(TASK TO COMPLETE) Each entry is to be given again word for word; images are dropped.

(DATASET RECORDS)
◆ ◆ ◆ ◆ ◆
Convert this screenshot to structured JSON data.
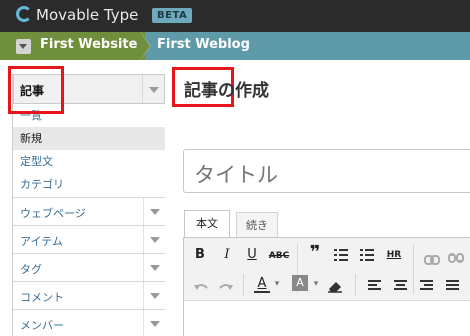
{
  "app": {
    "name": "Movable Type",
    "badge": "BETA"
  },
  "breadcrumb": {
    "website": "First Website",
    "blog": "First Weblog"
  },
  "sidebar": {
    "section_title": "記事",
    "sub_items": [
      "一覧",
      "新規",
      "定型文",
      "カテゴリ"
    ],
    "current_sub": "新規",
    "items": [
      "ウェブページ",
      "アイテム",
      "タグ",
      "コメント",
      "メンバー"
    ]
  },
  "main": {
    "page_title": "記事の作成",
    "title_placeholder": "タイトル",
    "tabs": [
      "本文",
      "続き"
    ],
    "active_tab": "本文"
  },
  "toolbar": {
    "bold": "B",
    "italic": "I",
    "underline": "U",
    "strike": "ABC",
    "quote": "❞",
    "hr": "HR",
    "text_color": "A",
    "bg_color": "A",
    "dropdown": "▾"
  },
  "colors": {
    "highlight": "#e8141b",
    "header_bg": "#2b2b2b",
    "crumb_site_bg": "#6f8f3d",
    "crumb_blog_bg": "#5f9aa8",
    "link": "#3a6e94"
  },
  "icons": [
    "site-menu-toggle-icon",
    "logo-icon",
    "link-icon",
    "unlink-icon",
    "undo-icon",
    "redo-icon",
    "eraser-icon"
  ]
}
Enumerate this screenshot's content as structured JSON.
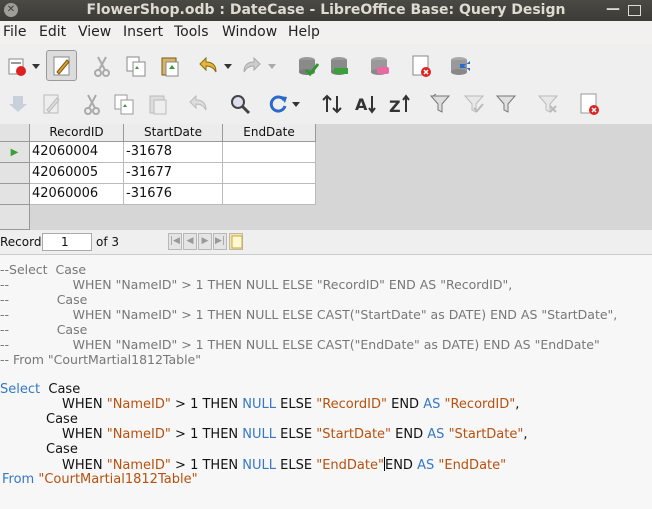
{
  "window": {
    "title": "FlowerShop.odb : DateCase - LibreOffice Base: Query Design",
    "close_glyph": "✕",
    "minimize_glyph": "—"
  },
  "menu": [
    "File",
    "Edit",
    "View",
    "Insert",
    "Tools",
    "Window",
    "Help"
  ],
  "toolbar1": [
    "new-document-icon",
    "dropdown-arrow-icon",
    "edit-mode-icon",
    "cut-icon",
    "copy-icon",
    "paste-icon",
    "undo-icon",
    "dropdown-arrow-icon",
    "redo-icon",
    "dropdown-arrow-icon",
    "run-query-icon",
    "clear-query-icon",
    "design-view-icon",
    "add-tables-icon",
    "sort-icon"
  ],
  "toolbar2": [
    "save-record-icon",
    "edit-data-icon",
    "cut-icon",
    "copy-icon",
    "paste-icon",
    "undo-icon",
    "find-record-icon",
    "refresh-icon",
    "sort-icon",
    "sort-ascending-icon",
    "sort-descending-icon",
    "autofilter-icon",
    "apply-filter-icon",
    "standard-filter-icon",
    "reset-filter-icon",
    "delete-record-icon"
  ],
  "grid": {
    "columns": [
      "RecordID",
      "StartDate",
      "EndDate"
    ],
    "rows": [
      [
        "42060004",
        "-31678",
        ""
      ],
      [
        "42060005",
        "-31677",
        ""
      ],
      [
        "42060006",
        "-31676",
        ""
      ]
    ],
    "current_row_marker": "▶"
  },
  "navigator": {
    "label": "Record",
    "value": "1",
    "of_text": "of 3"
  },
  "sql": {
    "comment_lines": [
      "--Select  Case",
      "--                WHEN \"NameID\" > 1 THEN NULL ELSE \"RecordID\" END AS \"RecordID\",",
      "--            Case",
      "--                WHEN \"NameID\" > 1 THEN NULL ELSE CAST(\"StartDate\" as DATE) END AS \"StartDate\",",
      "--            Case",
      "--                WHEN \"NameID\" > 1 THEN NULL ELSE CAST(\"EndDate\" as DATE) END AS \"EndDate\"",
      "-- From \"CourtMartial1812Table\""
    ],
    "kw_select": "Select",
    "kw_case": "Case",
    "kw_when": "WHEN",
    "kw_then": "THEN",
    "kw_null": "NULL",
    "kw_else": "ELSE",
    "kw_end": "END",
    "kw_as": "AS",
    "kw_from": "From",
    "str_nameid": "\"NameID\"",
    "op_gt": ">",
    "num_one": "1",
    "str_recordid": "\"RecordID\"",
    "str_startdate": "\"StartDate\"",
    "str_enddate": "\"EndDate\"",
    "str_table": "\"CourtMartial1812Table\"",
    "comma": ","
  }
}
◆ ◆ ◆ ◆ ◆
(YOUR SOLUTION)
Convert this screenshot to structured JSON data.
{
  "app": {
    "name": "Movable Type",
    "badge": "BETA"
  },
  "breadcrumb": {
    "website": "First Website",
    "blog": "First Weblog"
  },
  "sidebar": {
    "section_title": "記事",
    "sub_items": [
      "一覧",
      "新規",
      "定型文",
      "カテゴリ"
    ],
    "current_sub": "新規",
    "items": [
      "ウェブページ",
      "アイテム",
      "タグ",
      "コメント",
      "メンバー"
    ]
  },
  "main": {
    "page_title": "記事の作成",
    "title_placeholder": "タイトル",
    "tabs": [
      "本文",
      "続き"
    ],
    "active_tab": "本文"
  },
  "toolbar": {
    "bold": "B",
    "italic": "I",
    "underline": "U",
    "strike": "ABC",
    "quote": "❞",
    "hr": "HR",
    "text_color": "A",
    "bg_color": "A",
    "dropdown": "▾"
  },
  "colors": {
    "highlight": "#e8141b",
    "header_bg": "#2b2b2b",
    "crumb_site_bg": "#6f8f3d",
    "crumb_blog_bg": "#5f9aa8",
    "link": "#3a6e94"
  },
  "icons": [
    "site-menu-toggle-icon",
    "logo-icon",
    "link-icon",
    "unlink-icon",
    "undo-icon",
    "redo-icon",
    "eraser-icon"
  ]
}
Enumerate this screenshot's content as structured JSON.
{
  "window": {
    "title": "FlowerShop.odb : DateCase - LibreOffice Base: Query Design",
    "close_glyph": "✕",
    "minimize_glyph": "—"
  },
  "menu": [
    "File",
    "Edit",
    "View",
    "Insert",
    "Tools",
    "Window",
    "Help"
  ],
  "toolbar1": [
    "new-document-icon",
    "dropdown-arrow-icon",
    "edit-mode-icon",
    "cut-icon",
    "copy-icon",
    "paste-icon",
    "undo-icon",
    "dropdown-arrow-icon",
    "redo-icon",
    "dropdown-arrow-icon",
    "run-query-icon",
    "clear-query-icon",
    "design-view-icon",
    "add-tables-icon",
    "sort-icon"
  ],
  "toolbar2": [
    "save-record-icon",
    "edit-data-icon",
    "cut-icon",
    "copy-icon",
    "paste-icon",
    "undo-icon",
    "find-record-icon",
    "refresh-icon",
    "sort-icon",
    "sort-ascending-icon",
    "sort-descending-icon",
    "autofilter-icon",
    "apply-filter-icon",
    "standard-filter-icon",
    "reset-filter-icon",
    "delete-record-icon"
  ],
  "grid": {
    "columns": [
      "RecordID",
      "StartDate",
      "EndDate"
    ],
    "rows": [
      [
        "42060004",
        "-31678",
        ""
      ],
      [
        "42060005",
        "-31677",
        ""
      ],
      [
        "42060006",
        "-31676",
        ""
      ]
    ],
    "current_row_marker": "▶"
  },
  "navigator": {
    "label": "Record",
    "value": "1",
    "of_text": "of 3"
  },
  "sql": {
    "comment_lines": [
      "--Select  Case",
      "--                WHEN \"NameID\" > 1 THEN NULL ELSE \"RecordID\" END AS \"RecordID\",",
      "--            Case",
      "--                WHEN \"NameID\" > 1 THEN NULL ELSE CAST(\"StartDate\" as DATE) END AS \"StartDate\",",
      "--            Case",
      "--                WHEN \"NameID\" > 1 THEN NULL ELSE CAST(\"EndDate\" as DATE) END AS \"EndDate\"",
      "-- From \"CourtMartial1812Table\""
    ],
    "kw_select": "Select",
    "kw_case": "Case",
    "kw_when": "WHEN",
    "kw_then": "THEN",
    "kw_null": "NULL",
    "kw_else": "ELSE",
    "kw_end": "END",
    "kw_as": "AS",
    "kw_from": "From",
    "str_nameid": "\"NameID\"",
    "op_gt": ">",
    "num_one": "1",
    "str_recordid": "\"RecordID\"",
    "str_startdate": "\"StartDate\"",
    "str_enddate": "\"EndDate\"",
    "str_table": "\"CourtMartial1812Table\"",
    "comma": ","
  }
}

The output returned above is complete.